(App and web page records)
+ + + + +

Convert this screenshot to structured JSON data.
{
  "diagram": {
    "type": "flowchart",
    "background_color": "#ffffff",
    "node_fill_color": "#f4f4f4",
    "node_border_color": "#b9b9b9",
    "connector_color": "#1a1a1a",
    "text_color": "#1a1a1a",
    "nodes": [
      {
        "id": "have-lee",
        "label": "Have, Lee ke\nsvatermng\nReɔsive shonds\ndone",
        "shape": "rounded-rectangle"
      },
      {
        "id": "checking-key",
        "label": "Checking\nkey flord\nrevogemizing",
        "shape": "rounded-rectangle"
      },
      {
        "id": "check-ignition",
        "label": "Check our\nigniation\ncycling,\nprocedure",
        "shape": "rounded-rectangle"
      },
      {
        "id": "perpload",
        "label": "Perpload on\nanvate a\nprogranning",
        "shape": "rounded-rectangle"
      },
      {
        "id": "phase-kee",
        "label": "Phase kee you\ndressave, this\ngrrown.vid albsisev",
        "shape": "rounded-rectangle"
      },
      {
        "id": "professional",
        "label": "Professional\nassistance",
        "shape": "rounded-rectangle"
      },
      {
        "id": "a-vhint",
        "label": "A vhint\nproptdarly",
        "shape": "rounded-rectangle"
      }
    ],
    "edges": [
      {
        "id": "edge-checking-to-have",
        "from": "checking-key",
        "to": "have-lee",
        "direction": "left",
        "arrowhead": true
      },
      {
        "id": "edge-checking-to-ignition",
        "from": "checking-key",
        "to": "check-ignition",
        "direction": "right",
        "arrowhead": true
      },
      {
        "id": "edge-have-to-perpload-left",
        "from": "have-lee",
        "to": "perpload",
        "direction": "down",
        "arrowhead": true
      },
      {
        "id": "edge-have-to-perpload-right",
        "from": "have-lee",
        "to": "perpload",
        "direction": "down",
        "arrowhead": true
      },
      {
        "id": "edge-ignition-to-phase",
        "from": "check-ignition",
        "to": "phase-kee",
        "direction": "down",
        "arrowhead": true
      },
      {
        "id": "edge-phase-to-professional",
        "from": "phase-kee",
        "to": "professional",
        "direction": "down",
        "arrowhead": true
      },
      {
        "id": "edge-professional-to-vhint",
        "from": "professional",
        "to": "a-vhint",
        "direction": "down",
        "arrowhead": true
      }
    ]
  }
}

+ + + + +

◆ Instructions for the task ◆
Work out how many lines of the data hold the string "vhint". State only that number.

◆ Result for this task ◆
4